|WO2008138732A1||Apr 28, 2008||Nov 20, 2008||Ciba Holding Inc||Oxime ester photoinitiators|
|WO2009147031A2||May 27, 2009||Dec 10, 2009||Basf Se||Oxime ester photoinitiators|
|WO2012112294A1||Jan 31, 2012||Aug 23, 2012||Eastman Kodak Company||Photocurable and photocured compositions|
|WO2012112371A1||Feb 9, 2012||Aug 23, 2012||Eastman Kodak Company||Photocurable inks and methods of use|
|WO2012112381A1||Feb 10, 2012||Aug 23, 2012||Eastman Kodak Company||Photoinitiator compositions and uses|
|U.S. Classification||430/306, 430/285.1, 522/152, 522/78, 522/72|

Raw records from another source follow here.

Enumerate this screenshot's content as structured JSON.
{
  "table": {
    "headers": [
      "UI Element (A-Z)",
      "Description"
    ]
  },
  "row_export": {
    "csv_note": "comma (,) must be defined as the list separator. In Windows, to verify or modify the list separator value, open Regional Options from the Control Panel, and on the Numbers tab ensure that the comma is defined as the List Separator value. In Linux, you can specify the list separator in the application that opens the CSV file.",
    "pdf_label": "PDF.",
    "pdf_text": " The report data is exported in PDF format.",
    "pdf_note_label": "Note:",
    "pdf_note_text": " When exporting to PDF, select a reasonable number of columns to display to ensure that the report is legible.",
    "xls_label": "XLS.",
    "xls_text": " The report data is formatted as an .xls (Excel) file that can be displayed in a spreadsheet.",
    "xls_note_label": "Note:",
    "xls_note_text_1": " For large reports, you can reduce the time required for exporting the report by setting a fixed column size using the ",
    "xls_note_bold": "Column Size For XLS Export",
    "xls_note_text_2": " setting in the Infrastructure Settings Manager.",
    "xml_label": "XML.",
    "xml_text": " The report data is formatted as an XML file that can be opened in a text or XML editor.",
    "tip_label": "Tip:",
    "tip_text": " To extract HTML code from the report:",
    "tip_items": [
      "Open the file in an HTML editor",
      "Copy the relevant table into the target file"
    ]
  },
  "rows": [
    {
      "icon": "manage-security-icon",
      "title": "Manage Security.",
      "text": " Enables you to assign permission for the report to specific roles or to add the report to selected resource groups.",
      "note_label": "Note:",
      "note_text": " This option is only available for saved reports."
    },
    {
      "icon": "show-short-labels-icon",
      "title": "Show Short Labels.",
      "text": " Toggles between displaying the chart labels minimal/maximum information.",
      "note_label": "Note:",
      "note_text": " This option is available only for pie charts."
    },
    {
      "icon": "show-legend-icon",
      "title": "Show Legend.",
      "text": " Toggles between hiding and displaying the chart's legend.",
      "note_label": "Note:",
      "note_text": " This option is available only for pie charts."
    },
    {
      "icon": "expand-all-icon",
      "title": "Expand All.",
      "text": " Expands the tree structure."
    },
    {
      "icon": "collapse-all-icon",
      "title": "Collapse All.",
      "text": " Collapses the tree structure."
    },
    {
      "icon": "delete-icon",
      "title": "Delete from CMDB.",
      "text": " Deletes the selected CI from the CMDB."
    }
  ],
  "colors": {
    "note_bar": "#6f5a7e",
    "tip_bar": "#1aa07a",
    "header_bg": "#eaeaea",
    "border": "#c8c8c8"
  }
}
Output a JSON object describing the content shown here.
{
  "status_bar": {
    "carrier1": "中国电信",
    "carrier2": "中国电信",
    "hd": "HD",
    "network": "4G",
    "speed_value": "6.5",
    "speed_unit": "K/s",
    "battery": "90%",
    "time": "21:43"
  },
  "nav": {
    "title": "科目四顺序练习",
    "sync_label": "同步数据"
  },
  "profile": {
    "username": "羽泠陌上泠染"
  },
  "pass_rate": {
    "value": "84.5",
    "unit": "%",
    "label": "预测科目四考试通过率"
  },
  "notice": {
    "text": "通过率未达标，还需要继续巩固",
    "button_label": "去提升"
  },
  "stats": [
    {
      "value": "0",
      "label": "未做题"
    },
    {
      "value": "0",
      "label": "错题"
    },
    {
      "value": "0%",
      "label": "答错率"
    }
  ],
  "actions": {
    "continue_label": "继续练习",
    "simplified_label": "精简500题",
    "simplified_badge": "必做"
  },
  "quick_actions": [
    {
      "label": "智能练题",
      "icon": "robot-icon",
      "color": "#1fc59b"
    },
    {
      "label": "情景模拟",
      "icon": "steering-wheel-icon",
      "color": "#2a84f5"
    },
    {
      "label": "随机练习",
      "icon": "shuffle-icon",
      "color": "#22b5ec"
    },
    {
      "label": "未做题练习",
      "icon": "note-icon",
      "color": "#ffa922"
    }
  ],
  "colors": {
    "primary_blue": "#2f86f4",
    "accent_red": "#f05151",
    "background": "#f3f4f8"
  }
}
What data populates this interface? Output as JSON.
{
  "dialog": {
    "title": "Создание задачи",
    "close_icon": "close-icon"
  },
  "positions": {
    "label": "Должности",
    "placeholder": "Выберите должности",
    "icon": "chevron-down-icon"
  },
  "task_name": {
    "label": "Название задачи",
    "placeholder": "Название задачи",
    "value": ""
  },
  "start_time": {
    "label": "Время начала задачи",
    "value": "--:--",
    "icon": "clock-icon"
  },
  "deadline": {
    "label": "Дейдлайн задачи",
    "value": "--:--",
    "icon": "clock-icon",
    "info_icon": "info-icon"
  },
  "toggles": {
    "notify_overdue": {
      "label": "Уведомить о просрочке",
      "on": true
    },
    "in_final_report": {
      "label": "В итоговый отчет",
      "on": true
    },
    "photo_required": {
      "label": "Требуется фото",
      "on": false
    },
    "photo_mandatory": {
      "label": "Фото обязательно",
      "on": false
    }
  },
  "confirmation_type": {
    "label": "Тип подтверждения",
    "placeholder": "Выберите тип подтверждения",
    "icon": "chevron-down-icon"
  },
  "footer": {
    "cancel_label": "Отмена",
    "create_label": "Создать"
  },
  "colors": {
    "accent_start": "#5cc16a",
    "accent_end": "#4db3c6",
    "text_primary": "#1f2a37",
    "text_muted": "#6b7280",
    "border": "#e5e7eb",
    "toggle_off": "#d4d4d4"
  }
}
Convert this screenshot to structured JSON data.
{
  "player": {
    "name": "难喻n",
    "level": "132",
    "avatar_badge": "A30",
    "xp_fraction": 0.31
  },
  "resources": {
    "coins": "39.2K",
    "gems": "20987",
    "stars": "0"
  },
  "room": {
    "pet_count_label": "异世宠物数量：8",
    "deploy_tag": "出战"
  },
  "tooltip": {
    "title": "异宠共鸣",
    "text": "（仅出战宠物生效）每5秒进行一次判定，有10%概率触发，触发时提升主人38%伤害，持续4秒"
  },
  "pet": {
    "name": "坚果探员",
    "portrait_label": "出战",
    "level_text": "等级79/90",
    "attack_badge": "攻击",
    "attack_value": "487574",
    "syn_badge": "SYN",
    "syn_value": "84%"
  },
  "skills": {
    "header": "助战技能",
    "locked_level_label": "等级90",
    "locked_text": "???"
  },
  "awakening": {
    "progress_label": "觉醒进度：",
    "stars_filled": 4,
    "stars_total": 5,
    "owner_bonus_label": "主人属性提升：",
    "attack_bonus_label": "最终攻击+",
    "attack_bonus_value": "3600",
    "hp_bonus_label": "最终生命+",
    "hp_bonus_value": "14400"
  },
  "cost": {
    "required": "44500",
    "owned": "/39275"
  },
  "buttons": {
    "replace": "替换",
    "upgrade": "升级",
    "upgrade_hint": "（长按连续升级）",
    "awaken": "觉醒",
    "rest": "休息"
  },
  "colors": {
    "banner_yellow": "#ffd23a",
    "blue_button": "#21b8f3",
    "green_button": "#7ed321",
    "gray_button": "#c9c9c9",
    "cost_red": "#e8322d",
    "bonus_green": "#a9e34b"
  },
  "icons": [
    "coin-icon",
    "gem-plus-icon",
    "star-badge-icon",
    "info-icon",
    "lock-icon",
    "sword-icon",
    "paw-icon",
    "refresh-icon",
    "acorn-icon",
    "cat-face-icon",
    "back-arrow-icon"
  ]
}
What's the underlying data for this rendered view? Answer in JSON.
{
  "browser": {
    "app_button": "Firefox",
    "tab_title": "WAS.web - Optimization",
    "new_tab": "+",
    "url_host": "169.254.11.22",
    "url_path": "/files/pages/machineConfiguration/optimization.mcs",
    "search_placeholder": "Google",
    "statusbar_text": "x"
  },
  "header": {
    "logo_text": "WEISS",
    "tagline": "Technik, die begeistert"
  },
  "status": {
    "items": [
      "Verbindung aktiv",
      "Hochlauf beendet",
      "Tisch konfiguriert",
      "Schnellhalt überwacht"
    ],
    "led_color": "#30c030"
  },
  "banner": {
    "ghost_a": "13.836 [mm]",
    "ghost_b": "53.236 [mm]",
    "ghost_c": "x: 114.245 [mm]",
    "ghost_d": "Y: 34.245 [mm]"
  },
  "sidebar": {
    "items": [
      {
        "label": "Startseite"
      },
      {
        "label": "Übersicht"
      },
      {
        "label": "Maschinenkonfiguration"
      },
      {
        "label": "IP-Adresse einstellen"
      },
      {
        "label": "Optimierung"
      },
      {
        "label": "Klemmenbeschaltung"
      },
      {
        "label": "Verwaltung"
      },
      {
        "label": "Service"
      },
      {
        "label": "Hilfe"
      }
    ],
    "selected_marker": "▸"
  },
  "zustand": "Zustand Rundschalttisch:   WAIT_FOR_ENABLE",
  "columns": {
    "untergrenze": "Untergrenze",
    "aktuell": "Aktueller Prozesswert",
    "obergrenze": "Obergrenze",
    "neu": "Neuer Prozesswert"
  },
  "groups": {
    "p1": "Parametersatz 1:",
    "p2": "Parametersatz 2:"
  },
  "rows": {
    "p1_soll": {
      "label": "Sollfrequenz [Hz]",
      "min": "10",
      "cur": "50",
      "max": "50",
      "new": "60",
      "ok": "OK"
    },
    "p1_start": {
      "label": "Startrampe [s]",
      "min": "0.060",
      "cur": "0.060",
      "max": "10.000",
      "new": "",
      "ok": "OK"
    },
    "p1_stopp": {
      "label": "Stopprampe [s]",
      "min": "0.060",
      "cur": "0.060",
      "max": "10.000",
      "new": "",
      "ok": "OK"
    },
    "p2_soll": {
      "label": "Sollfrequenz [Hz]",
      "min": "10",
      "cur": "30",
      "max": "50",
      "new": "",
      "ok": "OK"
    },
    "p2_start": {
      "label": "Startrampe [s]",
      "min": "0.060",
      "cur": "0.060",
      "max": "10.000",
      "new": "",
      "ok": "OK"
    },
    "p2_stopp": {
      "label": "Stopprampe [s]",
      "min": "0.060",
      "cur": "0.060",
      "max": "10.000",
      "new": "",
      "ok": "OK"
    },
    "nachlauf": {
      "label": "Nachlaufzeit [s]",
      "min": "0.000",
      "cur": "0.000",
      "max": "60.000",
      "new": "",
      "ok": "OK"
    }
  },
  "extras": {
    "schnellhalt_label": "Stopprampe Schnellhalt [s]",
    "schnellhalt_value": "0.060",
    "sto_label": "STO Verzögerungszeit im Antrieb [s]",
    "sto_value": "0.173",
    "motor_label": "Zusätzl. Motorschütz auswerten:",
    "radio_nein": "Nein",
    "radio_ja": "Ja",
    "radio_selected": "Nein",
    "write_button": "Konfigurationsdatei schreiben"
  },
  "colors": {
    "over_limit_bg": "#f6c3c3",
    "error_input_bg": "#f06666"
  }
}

|International Classification||C08F20/52, C08F20/34, G03F7/038, C08F20/00, G03F7/26|